by Daniel Brooks
Let’s hear it for the obscure guitars. We’ve all seen them. Those rare, humble instruments that spend years collecting dust in pawn shops and thrift shops, those garage sale discoveries with the unfamiliar brand on their headstocks, and body designs that might be thought of as, well, quirky. Guitars laden with experimental pickups and hardware, and switching that is nothing short of esoteric. Many of these are obscure for a reason. Time, cheap materials, badly designed components, and careless construction have rendered them barely playable, and probably not worth a new set of strings.
But hidden amongst the trash, there are underappreciated treasures just waiting to be discovered for which it is worth keeping one’s eyes and ears open. For one reason or another, there were quite a few quality instruments that never found their audience, at least not while they were in production. A lot of musicians learned to play on guitars like these, and it seems to be the common story of many a music legend to remember fondly some little known model that served as their first instrument. There are a few well-known artists who still perform with their first guitars, or seek out those high-quality obscurities to bring something good and different to the studio and the stage.

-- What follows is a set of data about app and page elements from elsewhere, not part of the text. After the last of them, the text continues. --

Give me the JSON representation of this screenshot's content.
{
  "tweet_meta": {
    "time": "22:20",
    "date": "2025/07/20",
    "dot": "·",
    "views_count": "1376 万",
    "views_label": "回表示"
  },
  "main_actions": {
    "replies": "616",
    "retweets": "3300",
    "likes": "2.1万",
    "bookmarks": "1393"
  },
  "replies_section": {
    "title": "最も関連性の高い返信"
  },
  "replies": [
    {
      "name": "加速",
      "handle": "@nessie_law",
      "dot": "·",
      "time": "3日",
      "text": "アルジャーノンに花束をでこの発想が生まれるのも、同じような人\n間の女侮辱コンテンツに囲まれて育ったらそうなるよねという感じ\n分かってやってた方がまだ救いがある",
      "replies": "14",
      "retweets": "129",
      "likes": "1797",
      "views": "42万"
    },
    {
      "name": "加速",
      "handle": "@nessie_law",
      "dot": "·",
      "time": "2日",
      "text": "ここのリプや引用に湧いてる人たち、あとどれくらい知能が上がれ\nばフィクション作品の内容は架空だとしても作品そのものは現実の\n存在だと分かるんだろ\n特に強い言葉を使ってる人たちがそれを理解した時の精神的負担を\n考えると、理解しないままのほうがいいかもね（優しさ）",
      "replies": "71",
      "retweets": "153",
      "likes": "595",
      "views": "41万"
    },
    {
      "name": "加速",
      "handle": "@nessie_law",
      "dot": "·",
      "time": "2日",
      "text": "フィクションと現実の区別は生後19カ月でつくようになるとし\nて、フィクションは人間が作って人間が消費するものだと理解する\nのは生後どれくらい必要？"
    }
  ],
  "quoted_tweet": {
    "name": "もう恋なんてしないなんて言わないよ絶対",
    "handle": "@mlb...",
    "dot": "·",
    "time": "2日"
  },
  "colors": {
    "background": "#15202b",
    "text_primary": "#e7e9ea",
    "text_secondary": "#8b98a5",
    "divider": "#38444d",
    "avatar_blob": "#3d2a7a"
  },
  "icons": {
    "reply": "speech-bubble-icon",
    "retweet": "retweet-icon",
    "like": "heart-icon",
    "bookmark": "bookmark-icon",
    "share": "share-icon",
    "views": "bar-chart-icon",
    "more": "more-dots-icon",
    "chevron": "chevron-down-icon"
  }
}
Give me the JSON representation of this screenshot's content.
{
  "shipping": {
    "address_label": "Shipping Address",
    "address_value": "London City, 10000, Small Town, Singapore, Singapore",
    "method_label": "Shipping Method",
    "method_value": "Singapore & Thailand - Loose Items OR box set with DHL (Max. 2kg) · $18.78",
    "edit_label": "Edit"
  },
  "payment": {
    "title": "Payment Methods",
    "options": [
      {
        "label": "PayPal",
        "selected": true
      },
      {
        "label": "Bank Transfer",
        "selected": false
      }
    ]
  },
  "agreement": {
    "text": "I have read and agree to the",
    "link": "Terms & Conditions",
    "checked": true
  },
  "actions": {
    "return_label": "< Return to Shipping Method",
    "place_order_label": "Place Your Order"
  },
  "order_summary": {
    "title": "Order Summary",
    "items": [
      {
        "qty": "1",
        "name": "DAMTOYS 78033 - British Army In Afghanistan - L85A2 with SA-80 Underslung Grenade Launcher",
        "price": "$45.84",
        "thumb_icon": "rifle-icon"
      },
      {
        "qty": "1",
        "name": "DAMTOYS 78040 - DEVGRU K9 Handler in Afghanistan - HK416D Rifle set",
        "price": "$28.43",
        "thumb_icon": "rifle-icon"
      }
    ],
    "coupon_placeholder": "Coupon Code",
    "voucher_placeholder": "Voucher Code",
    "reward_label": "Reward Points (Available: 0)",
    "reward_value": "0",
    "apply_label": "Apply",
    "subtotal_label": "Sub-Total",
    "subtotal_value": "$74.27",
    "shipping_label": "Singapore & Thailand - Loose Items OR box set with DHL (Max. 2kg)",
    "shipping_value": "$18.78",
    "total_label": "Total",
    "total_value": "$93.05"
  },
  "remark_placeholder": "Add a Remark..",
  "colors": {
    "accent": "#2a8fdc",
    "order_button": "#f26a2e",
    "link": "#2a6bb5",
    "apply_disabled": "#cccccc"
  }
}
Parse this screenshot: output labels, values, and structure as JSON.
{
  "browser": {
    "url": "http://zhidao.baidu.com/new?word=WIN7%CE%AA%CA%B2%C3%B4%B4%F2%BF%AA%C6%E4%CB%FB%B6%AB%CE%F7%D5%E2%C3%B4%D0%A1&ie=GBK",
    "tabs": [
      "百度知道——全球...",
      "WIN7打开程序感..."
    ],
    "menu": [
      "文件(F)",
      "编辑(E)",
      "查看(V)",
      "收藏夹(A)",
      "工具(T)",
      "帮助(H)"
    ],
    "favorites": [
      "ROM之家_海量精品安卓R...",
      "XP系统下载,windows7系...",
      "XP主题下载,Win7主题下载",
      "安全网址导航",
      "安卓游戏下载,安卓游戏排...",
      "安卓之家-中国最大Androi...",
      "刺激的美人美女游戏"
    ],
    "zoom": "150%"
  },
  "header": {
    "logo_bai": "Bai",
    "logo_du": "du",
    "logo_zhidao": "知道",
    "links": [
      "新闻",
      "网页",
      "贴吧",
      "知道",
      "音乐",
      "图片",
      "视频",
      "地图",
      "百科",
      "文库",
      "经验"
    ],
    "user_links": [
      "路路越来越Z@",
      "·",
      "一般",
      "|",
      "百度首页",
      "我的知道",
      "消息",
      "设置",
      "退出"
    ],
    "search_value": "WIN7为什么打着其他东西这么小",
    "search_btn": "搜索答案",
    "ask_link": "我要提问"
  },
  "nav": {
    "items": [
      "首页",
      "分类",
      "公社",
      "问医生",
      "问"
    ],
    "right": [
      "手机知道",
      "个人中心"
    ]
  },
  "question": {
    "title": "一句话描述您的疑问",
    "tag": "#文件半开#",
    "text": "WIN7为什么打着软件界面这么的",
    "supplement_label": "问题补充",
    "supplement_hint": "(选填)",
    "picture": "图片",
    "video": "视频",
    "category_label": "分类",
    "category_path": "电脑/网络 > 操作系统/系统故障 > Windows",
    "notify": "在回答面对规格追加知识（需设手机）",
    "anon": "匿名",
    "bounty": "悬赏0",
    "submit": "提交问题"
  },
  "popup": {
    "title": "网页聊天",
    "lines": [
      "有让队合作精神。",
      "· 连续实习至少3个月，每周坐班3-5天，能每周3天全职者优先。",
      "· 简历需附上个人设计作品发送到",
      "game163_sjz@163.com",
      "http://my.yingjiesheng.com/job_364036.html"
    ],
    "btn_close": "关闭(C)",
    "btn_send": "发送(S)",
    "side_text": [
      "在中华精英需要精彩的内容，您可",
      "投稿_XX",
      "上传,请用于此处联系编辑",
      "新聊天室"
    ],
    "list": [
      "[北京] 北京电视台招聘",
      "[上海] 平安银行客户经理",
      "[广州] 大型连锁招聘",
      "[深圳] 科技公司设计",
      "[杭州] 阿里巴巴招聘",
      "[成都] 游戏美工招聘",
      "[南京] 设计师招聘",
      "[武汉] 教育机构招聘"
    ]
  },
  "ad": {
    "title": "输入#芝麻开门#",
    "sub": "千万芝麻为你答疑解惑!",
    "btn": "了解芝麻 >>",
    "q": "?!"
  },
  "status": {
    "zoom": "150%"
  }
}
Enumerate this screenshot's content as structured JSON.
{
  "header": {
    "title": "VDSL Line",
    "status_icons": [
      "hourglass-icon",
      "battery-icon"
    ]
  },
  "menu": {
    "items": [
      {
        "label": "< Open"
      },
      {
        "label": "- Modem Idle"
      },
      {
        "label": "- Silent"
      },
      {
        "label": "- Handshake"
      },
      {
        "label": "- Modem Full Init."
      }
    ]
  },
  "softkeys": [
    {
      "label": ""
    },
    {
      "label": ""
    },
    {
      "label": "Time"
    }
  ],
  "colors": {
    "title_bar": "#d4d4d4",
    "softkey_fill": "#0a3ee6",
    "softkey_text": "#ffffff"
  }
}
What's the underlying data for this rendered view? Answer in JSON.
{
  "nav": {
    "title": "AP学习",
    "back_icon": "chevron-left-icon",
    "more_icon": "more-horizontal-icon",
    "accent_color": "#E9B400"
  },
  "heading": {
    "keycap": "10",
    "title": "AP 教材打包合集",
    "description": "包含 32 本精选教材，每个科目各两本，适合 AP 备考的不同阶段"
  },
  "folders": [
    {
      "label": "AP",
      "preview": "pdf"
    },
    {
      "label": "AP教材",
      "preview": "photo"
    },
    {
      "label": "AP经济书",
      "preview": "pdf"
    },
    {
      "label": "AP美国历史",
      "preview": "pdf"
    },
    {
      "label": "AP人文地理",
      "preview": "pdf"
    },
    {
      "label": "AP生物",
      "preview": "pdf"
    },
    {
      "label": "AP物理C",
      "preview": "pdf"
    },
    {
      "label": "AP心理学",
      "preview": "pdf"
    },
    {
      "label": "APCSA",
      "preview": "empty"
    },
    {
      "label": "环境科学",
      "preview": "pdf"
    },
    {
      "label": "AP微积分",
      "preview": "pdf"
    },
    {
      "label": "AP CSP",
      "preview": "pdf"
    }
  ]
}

So, how do you know if that curiosity behind the counter is trash or treasure? Well, ultimately, the best way to select any instrument is to pick it up and play it. If it sounds good and feels good, then it’s certainly worth the thrift store price. Who knows? It might even be collectable. Your other best option is to go online and ask around. No matter how obscure the guitar, there is almost certainly someone who has owned and played one just like it. We have discovered a few, presented here for your consideration. Please tell us what you think.
The Teisco “Sharkfin” sold from 1966 to 1970 as the K4L in Japan but was listed in different catalogs in the U.S.as the ET-460 or the Super Deluxe. Sears carried the same guitar under the Silvertone brand.
The Goya P24, and its sibling the P46, differ only in number of pickups and the number of combinations available through the push button pickup selectors. Sliding Tone and Volume controls meant there were no knobs. Made in Sweden by Hagstrom, these solidbody guitars appeared in 1958 and continued until 1966, when Goya farmed out their manufacture to Italy’s EKO Company. A vintage Goya P24 in good condition can fetch over $2,000.
Guild S-200 Thunderbird
The very rare, very unique Guild S-200 Thunderbird was one of Muddy Waters’ favorites. Made only for a few years in the mid 1960s, the Thunderbird had sliding switches, a one-of-a-kind body design, its own unique tremolo and bridge, a built-in stand and a bright assertive tone.
The Yamaha SG5 was made in Japan from 1966 to 1971. It is another very rare guitar with an original design, an asymmetrical body, 3 single coil pickups, and a bright clear tone perfect for surf music.